CARACAS, May 15 (Xinhua) -- After living in a state of emergency for four months, Venezuelans learnt Saturday they have to continue this way for another 60 days, and possibly throughout 2017.
After signing a decree for the extension, Venezuelan President Nicolas Maduro said the decision aims to help restore production capacities, provide better protection for the populace, maintain national stability, and uphold peace.
Speaking at a massive gathering of supporters in central Caracas on Saturday, Maduro announced some of the actions to be taken under the decree, which has not yet been published.
"We must take all measures to recover productive capacity, which is being paralyzed by the capitalists," he told the crowd.
He said anyone trying to sabotage the country would be held responsible: They would be expelled from the country or thrown into the prison.
The Venezuelan leader said a day earlier on the national TV that some domestic forces were scheming with foreign ones to stage a coup in the country.
"Washington is activating such procedures...at the request of right-wing forces in Venezuela," he said in the televised speech
Maduro on Saturday also ordered the military to hold war games within a week to counter perceived foreign threats.
"I have called for military exercises ... to prepare for the defense of our land, our children, our rights to peace." Maduro told his supporters.
The decision to get troops ready for battle came after former Colombian President Alvaro Uribe in an interview on Thursday urged Venezuela's armed forces to take up arms against the state.
When talking about the situation in Venezuela, Uribe, now a Colombian senator, said the Venezuelan military should use their weapons to defend human rights and political freedom, rather than fighting for a dictatorship, local media reported.
Uribe's words were tantamount to foreign intervention in Venezuela, Maduro told the crowd.

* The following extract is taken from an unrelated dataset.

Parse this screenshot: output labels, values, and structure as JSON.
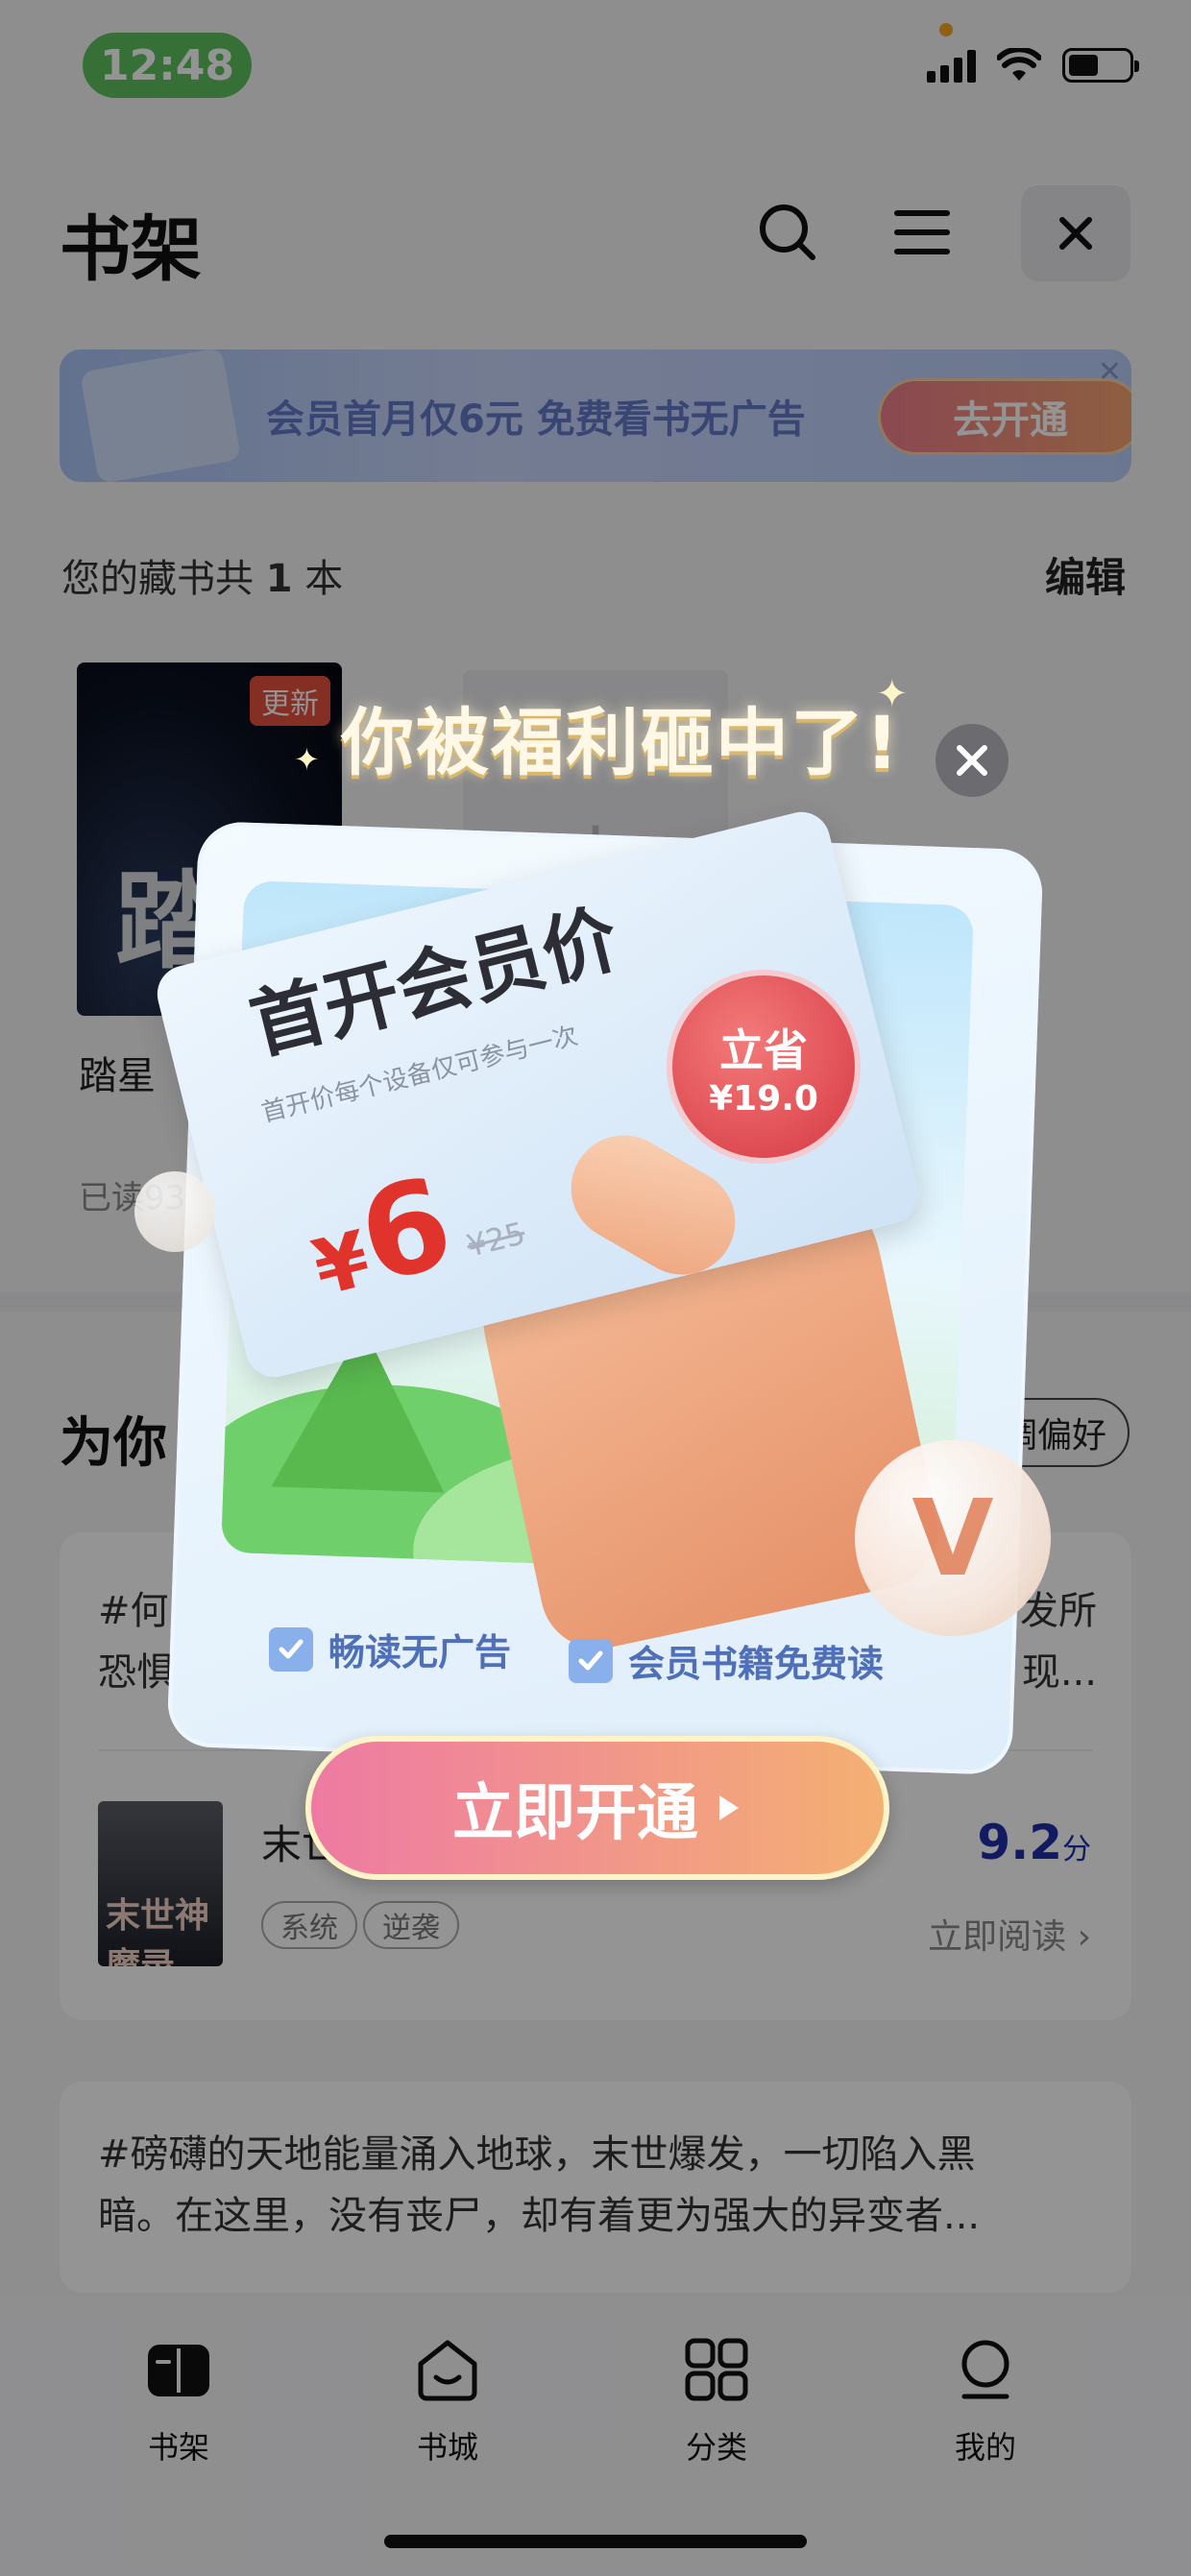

On Saturday, Venezuela's Armed Forces issued a statement reaffirming their allegiance to the government, saying they categorically condemn "the systematic campaign orchestrated abroad to discredit and provoke Venezuela."

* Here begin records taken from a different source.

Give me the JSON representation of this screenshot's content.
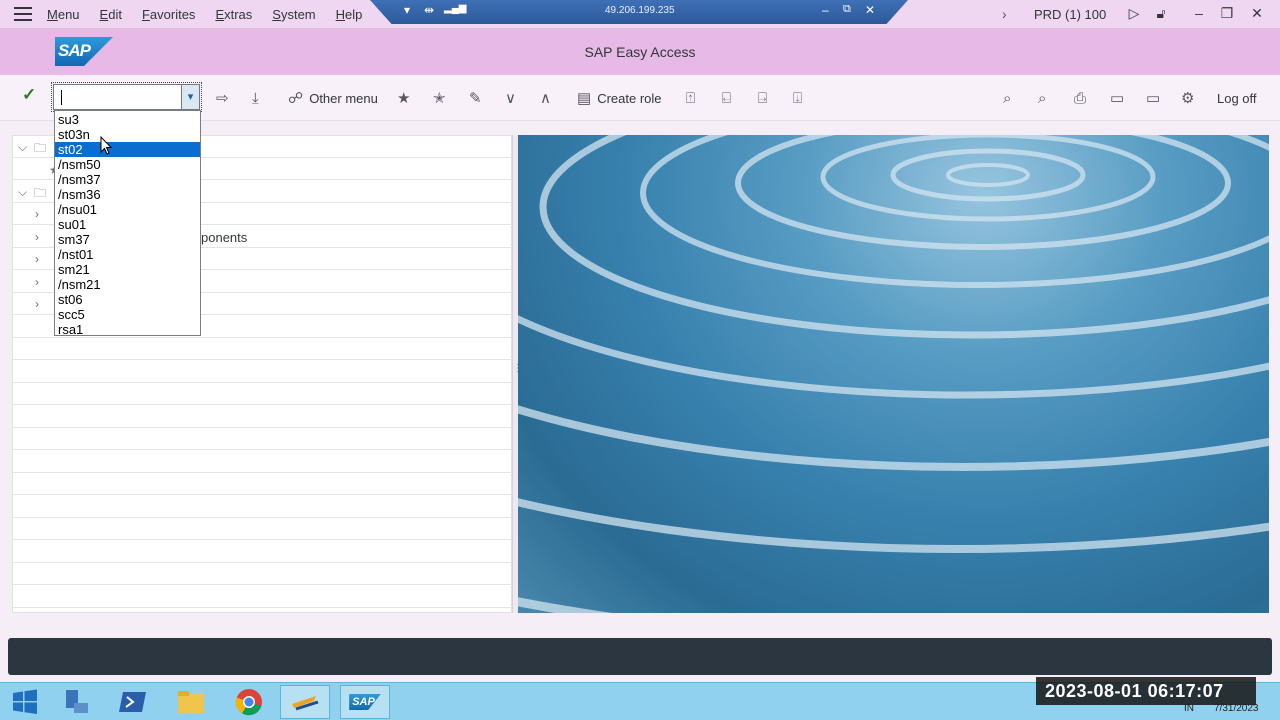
{
  "menubar": {
    "items": [
      "Menu",
      "Edit",
      "Favorites",
      "Extras",
      "System",
      "Help"
    ],
    "remote_ip": "49.206.199.235",
    "system": "PRD (1) 100"
  },
  "title": "SAP Easy Access",
  "logo_text": "SAP",
  "toolbar": {
    "other_menu": "Other menu",
    "create_role": "Create role",
    "log_off": "Log off"
  },
  "command_field": {
    "value": ""
  },
  "dropdown": {
    "items": [
      "su3",
      "st03n",
      "st02",
      "/nsm50",
      "/nsm37",
      "/nsm36",
      "/nsu01",
      "su01",
      "sm37",
      "/nst01",
      "sm21",
      "/nsm21",
      "st06",
      "scc5",
      "rsa1"
    ],
    "selected_index": 2
  },
  "tree": {
    "partial_text": "ponents"
  },
  "taskbar": {
    "sap_label": "SAP"
  },
  "clock": {
    "overlay": "2023-08-01  06:17:07",
    "date_small": "7/31/2023",
    "lang": "IN"
  },
  "colors": {
    "title_bar": "#e6b9e6",
    "menu_bar": "#efd7f1",
    "selection": "#0a6ed1",
    "status_bar": "#2b3640",
    "taskbar": "#8fd1ee"
  }
}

Venezuela announced a 60-day state of emergency on Jan. 14 amid a soaring inflation and a severe shortage of products.
Its national economy, heavily dependant on oil revenues, shrank 7 percent in 2015 as a result of plunging oil prices, and the annual inflation rate was at around 140 percent.

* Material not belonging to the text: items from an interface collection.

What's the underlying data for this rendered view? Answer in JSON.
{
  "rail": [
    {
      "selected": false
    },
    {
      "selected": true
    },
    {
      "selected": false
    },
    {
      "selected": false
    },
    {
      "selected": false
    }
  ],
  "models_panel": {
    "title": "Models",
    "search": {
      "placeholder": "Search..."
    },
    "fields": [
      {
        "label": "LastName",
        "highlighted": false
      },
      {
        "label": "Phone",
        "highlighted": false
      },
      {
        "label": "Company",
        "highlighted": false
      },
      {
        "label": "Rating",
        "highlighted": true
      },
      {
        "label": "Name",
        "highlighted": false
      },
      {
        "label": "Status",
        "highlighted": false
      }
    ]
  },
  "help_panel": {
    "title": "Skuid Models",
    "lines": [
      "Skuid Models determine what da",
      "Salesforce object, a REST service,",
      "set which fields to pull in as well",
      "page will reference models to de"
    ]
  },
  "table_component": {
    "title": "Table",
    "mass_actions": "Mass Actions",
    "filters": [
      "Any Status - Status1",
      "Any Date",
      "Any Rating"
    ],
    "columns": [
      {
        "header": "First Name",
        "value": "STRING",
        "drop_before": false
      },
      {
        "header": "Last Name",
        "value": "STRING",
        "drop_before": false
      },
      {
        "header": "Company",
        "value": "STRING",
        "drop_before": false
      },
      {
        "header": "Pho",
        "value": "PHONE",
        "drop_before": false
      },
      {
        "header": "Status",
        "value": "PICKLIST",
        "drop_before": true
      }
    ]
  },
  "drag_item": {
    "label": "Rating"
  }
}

The government first extended the state of emergency for 60 more days on March 14, as the economic crisis facing the country showed no sign of improvement.
A drought also compounded the difficulties of daily life in the country by drastically slashing electricity supply, since the bulk of the country's electricity is generated by hydropower.
To cope with a worsening electricity shortage, the government introduced a raft of measures in April, including much shorter working hours at government institutions and public agencies and a nationwide rolling blackout.
Such measures have triggered discontent among the public. In the past few days, several cities in the country saw protests and looting of shops and food vans.
Riding on the public anger toward the government, the opposition collected 1.8 million signatures in support of a recall referendum to oust Maduro.
According to Venezuela's constitution, the opposition only needs signatures from 1 percent of the electorate, or 195,721 signatures to call for a referendum.
If these signatures are validated by the National Electoral Council, the opposition will then have three days to collect around 4 million signatures, or 20 percent of the electorate, to proceed with the referendum.